I witnessed this profoundly optimistic message during my stay at the recognized Bedouin village of Segev Shalom. There, I was able to meet many community members who instead of living in despair, were living with humongous spirit and pride in their culture and Israeli identity. One of the primary examples was Amal, our main coordinator for the day who runs an all-female Bedouin nonprofit called Bedouin Women For Themselves. Through her work, Amal aims to defy cultural norms and provide more opportunities for women in a society where women's roles are constantly restricted. Amal described to us that in her tribe, the women were traditionally only seen ayt home, to the point where girls walking to school can be seen as an invitation for immoral men to rape and kidnap them. By creating a space for women, especially the grandmothers of the tribe, to share their stories and express themselves creatively through art projects, Amal is taking a brave step in ensuring progress and prosperity for her people despite the challenges that are presented to them.
Though in a very different context, I saw similar progress in the host family I spent the night with. After learning that the Bedouins are among the lowest ranked demographics in Israel regarding education, it did not surprise me that the vast majority of Segev Shalom residents did not know English. However, this was not the case for my two host brothers, Ayman and Mamon. As soon as I met them, I was drastically surprised by how they could speak near perfect English due to an anime-related app that connects them to English speakers from around the world who are also passionate about animated media. I found it so symbolic that here, in for lack of a better phrase the education"slum" of Israel, these two boys are rising above and learning more than any of their peers can possibly achieve. This was especially admirable when looking at their less-than-comfortable living situation. Their house is only one small story long, and while the two boys can share a moderately-sized room (which also needed to include the three Yahel boys when we came), the three little kids in the family don't even have a bedroom to call their own and need to sleep in the play area. Though this looked dreadful to me at first, I know that these already accomplished boys will find a way to improve their lives, and when they do hopefully their fellow villagers can follow suit.
|The communal tent in the Segev Shalom village|

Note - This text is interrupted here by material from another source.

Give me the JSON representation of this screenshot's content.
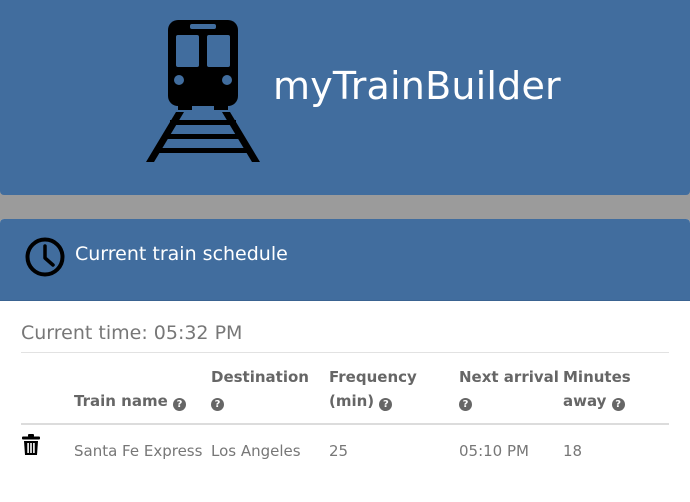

The Yahel Social Change Program has opened my eyes to what Israeli society truly is. This has not always been pleasing, and it has at many times made me question an identity I thought I knew. But at the same time, this newly developed understanding I now have about the country I am so dedicated to will only serve to help me as I continue to try to help it grow and prosper. Also, much as what I have learned throughout my life is true, and it is important to remember that Israel does have many positive aspects. And in the cases where there is already beauty, that beauty has so much potential to develop. As the Emperor says in Mulan (yes, there needed to be a Disney reference), "The flower that blooms in adversity is the most rare and beautiful of all."